RECORDS SHOWN
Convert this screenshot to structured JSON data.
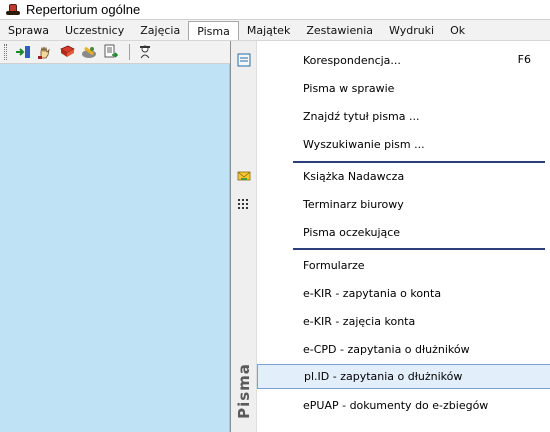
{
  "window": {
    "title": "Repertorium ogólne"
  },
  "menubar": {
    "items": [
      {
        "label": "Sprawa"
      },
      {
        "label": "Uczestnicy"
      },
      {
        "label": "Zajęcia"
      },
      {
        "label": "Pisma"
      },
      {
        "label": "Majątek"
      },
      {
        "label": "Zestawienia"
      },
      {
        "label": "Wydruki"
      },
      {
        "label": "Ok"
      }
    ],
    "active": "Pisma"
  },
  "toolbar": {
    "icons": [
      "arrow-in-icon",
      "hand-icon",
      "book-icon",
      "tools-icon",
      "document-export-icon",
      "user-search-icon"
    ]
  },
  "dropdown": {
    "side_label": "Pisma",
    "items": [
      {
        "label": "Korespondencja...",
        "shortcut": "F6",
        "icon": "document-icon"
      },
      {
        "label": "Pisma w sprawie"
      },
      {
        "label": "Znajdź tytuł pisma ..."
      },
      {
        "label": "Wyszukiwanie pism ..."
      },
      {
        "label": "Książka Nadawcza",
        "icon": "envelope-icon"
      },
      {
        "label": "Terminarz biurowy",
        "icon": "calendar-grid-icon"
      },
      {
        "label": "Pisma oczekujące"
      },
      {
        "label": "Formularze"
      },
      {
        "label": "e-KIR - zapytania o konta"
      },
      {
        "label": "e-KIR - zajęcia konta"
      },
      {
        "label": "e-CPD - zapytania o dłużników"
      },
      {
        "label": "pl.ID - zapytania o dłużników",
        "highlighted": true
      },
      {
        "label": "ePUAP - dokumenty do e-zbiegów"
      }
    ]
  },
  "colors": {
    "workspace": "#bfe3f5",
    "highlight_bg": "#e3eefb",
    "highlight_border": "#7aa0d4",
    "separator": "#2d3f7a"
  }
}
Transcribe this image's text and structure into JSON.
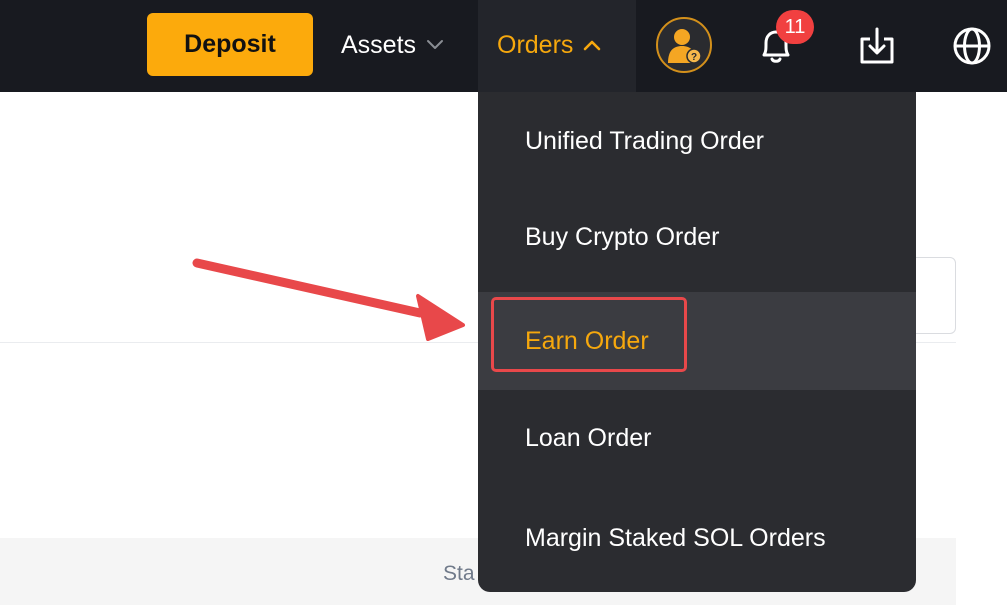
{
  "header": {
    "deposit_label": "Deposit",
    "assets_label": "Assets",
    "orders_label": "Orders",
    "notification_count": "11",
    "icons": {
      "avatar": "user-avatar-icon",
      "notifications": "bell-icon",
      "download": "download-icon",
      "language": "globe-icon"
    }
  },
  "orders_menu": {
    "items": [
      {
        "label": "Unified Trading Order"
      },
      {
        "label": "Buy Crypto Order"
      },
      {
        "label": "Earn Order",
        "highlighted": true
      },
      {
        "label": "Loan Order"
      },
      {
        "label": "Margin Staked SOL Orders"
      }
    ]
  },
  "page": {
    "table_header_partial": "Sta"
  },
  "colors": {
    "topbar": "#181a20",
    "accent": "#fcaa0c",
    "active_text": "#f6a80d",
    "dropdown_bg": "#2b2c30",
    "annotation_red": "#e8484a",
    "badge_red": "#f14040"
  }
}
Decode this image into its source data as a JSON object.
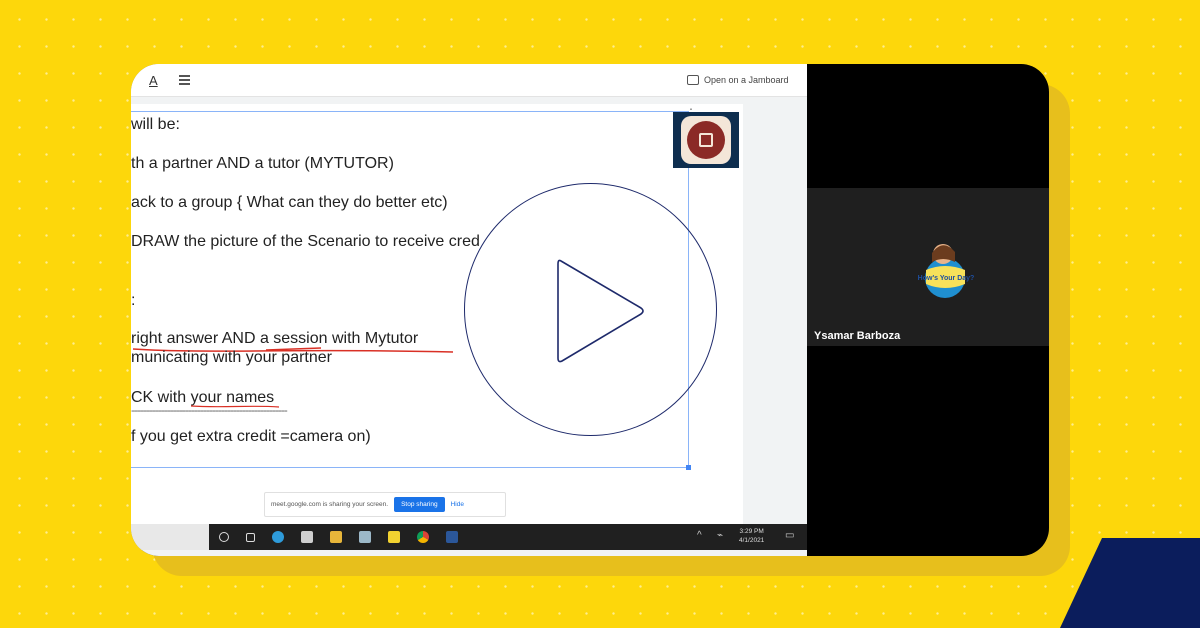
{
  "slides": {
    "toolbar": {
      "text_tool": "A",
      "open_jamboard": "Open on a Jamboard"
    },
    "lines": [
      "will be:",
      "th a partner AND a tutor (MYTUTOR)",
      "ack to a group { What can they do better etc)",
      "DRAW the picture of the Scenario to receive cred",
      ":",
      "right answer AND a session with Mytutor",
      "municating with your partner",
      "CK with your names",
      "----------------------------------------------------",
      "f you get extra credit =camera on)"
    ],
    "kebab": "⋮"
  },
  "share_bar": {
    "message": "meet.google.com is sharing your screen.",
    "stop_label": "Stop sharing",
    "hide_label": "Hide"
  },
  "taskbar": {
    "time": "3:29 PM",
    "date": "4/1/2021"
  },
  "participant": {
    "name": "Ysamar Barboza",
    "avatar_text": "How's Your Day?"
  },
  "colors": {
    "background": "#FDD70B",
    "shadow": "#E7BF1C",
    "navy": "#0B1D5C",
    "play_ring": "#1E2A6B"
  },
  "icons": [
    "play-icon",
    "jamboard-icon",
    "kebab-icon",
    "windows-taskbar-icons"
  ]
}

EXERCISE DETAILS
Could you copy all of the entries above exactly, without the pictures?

SOLUTION
Convert this screenshot to structured JSON data.
{
  "window": {
    "title": "Repertorium ogólne"
  },
  "menubar": {
    "items": [
      {
        "label": "Sprawa"
      },
      {
        "label": "Uczestnicy"
      },
      {
        "label": "Zajęcia"
      },
      {
        "label": "Pisma"
      },
      {
        "label": "Majątek"
      },
      {
        "label": "Zestawienia"
      },
      {
        "label": "Wydruki"
      },
      {
        "label": "Ok"
      }
    ],
    "active": "Pisma"
  },
  "toolbar": {
    "icons": [
      "arrow-in-icon",
      "hand-icon",
      "book-icon",
      "tools-icon",
      "document-export-icon",
      "user-search-icon"
    ]
  },
  "dropdown": {
    "side_label": "Pisma",
    "items": [
      {
        "label": "Korespondencja...",
        "shortcut": "F6",
        "icon": "document-icon"
      },
      {
        "label": "Pisma w sprawie"
      },
      {
        "label": "Znajdź tytuł pisma ..."
      },
      {
        "label": "Wyszukiwanie pism ..."
      },
      {
        "label": "Książka Nadawcza",
        "icon": "envelope-icon"
      },
      {
        "label": "Terminarz biurowy",
        "icon": "calendar-grid-icon"
      },
      {
        "label": "Pisma oczekujące"
      },
      {
        "label": "Formularze"
      },
      {
        "label": "e-KIR - zapytania o konta"
      },
      {
        "label": "e-KIR - zajęcia konta"
      },
      {
        "label": "e-CPD - zapytania o dłużników"
      },
      {
        "label": "pl.ID - zapytania o dłużników",
        "highlighted": true
      },
      {
        "label": "ePUAP - dokumenty do e-zbiegów"
      }
    ]
  },
  "colors": {
    "workspace": "#bfe3f5",
    "highlight_bg": "#e3eefb",
    "highlight_border": "#7aa0d4",
    "separator": "#2d3f7a"
  }
}
Transcribe this image's text and structure into JSON.
{
  "header": {
    "deposit_label": "Deposit",
    "assets_label": "Assets",
    "orders_label": "Orders",
    "notification_count": "11",
    "icons": {
      "avatar": "user-avatar-icon",
      "notifications": "bell-icon",
      "download": "download-icon",
      "language": "globe-icon"
    }
  },
  "orders_menu": {
    "items": [
      {
        "label": "Unified Trading Order"
      },
      {
        "label": "Buy Crypto Order"
      },
      {
        "label": "Earn Order",
        "highlighted": true
      },
      {
        "label": "Loan Order"
      },
      {
        "label": "Margin Staked SOL Orders"
      }
    ]
  },
  "page": {
    "table_header_partial": "Sta"
  },
  "colors": {
    "topbar": "#181a20",
    "accent": "#fcaa0c",
    "active_text": "#f6a80d",
    "dropdown_bg": "#2b2c30",
    "annotation_red": "#e8484a",
    "badge_red": "#f14040"
  }
}
Decode this image into its source data as a JSON object.
{
  "slides": {
    "toolbar": {
      "text_tool": "A",
      "open_jamboard": "Open on a Jamboard"
    },
    "lines": [
      "will be:",
      "th a partner AND a tutor (MYTUTOR)",
      "ack to a group { What can they do better etc)",
      "DRAW the picture of the Scenario to receive cred",
      ":",
      "right answer AND a session with Mytutor",
      "municating with your partner",
      "CK with your names",
      "----------------------------------------------------",
      "f you get extra credit =camera on)"
    ],
    "kebab": "⋮"
  },
  "share_bar": {
    "message": "meet.google.com is sharing your screen.",
    "stop_label": "Stop sharing",
    "hide_label": "Hide"
  },
  "taskbar": {
    "time": "3:29 PM",
    "date": "4/1/2021"
  },
  "participant": {
    "name": "Ysamar Barboza",
    "avatar_text": "How's Your Day?"
  },
  "colors": {
    "background": "#FDD70B",
    "shadow": "#E7BF1C",
    "navy": "#0B1D5C",
    "play_ring": "#1E2A6B"
  },
  "icons": [
    "play-icon",
    "jamboard-icon",
    "kebab-icon",
    "windows-taskbar-icons"
  ]
}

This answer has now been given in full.